Activity => Output every entry exactly as written.

Component data from apps and pages
● ● ●

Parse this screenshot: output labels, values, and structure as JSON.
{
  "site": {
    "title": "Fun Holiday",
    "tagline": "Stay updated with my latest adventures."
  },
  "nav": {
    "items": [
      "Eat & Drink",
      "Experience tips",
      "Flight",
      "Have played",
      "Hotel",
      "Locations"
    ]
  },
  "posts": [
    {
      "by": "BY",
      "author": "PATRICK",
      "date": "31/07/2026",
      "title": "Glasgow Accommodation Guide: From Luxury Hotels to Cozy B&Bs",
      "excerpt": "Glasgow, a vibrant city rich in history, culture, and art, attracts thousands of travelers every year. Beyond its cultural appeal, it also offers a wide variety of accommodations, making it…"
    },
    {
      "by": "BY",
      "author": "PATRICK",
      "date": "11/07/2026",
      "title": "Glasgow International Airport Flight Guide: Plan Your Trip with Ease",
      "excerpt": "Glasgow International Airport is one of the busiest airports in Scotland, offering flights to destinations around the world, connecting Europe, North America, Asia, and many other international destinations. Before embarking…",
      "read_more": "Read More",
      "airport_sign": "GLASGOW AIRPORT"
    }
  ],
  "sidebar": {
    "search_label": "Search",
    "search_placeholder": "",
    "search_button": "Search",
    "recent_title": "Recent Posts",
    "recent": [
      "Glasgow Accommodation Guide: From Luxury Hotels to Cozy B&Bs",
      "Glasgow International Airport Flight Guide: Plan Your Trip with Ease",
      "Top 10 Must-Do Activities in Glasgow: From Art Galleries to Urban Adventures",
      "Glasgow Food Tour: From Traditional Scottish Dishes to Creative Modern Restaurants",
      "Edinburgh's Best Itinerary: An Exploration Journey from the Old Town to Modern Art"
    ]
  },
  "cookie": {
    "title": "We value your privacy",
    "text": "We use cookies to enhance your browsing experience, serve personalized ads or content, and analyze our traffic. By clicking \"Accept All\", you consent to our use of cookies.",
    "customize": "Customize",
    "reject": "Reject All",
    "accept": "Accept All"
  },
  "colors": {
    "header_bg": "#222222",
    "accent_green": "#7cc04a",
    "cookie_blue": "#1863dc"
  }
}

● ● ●

Answer space =>
Parse this screenshot: output labels, values, and structure as JSON.
{
  "site": {
    "title": "Fun Holiday",
    "tagline": "Stay updated with my latest adventures."
  },
  "nav": {
    "items": [
      "Eat & Drink",
      "Experience tips",
      "Flight",
      "Have played",
      "Hotel",
      "Locations"
    ]
  },
  "posts": [
    {
      "by": "BY",
      "author": "PATRICK",
      "date": "31/07/2026",
      "title": "Glasgow Accommodation Guide: From Luxury Hotels to Cozy B&Bs",
      "excerpt": "Glasgow, a vibrant city rich in history, culture, and art, attracts thousands of travelers every year. Beyond its cultural appeal, it also offers a wide variety of accommodations, making it…"
    },
    {
      "by": "BY",
      "author": "PATRICK",
      "date": "11/07/2026",
      "title": "Glasgow International Airport Flight Guide: Plan Your Trip with Ease",
      "excerpt": "Glasgow International Airport is one of the busiest airports in Scotland, offering flights to destinations around the world, connecting Europe, North America, Asia, and many other international destinations. Before embarking…",
      "read_more": "Read More",
      "airport_sign": "GLASGOW AIRPORT"
    }
  ],
  "sidebar": {
    "search_label": "Search",
    "search_placeholder": "",
    "search_button": "Search",
    "recent_title": "Recent Posts",
    "recent": [
      "Glasgow Accommodation Guide: From Luxury Hotels to Cozy B&Bs",
      "Glasgow International Airport Flight Guide: Plan Your Trip with Ease",
      "Top 10 Must-Do Activities in Glasgow: From Art Galleries to Urban Adventures",
      "Glasgow Food Tour: From Traditional Scottish Dishes to Creative Modern Restaurants",
      "Edinburgh's Best Itinerary: An Exploration Journey from the Old Town to Modern Art"
    ]
  },
  "cookie": {
    "title": "We value your privacy",
    "text": "We use cookies to enhance your browsing experience, serve personalized ads or content, and analyze our traffic. By clicking \"Accept All\", you consent to our use of cookies.",
    "customize": "Customize",
    "reject": "Reject All",
    "accept": "Accept All"
  },
  "colors": {
    "header_bg": "#222222",
    "accent_green": "#7cc04a",
    "cookie_blue": "#1863dc"
  }
}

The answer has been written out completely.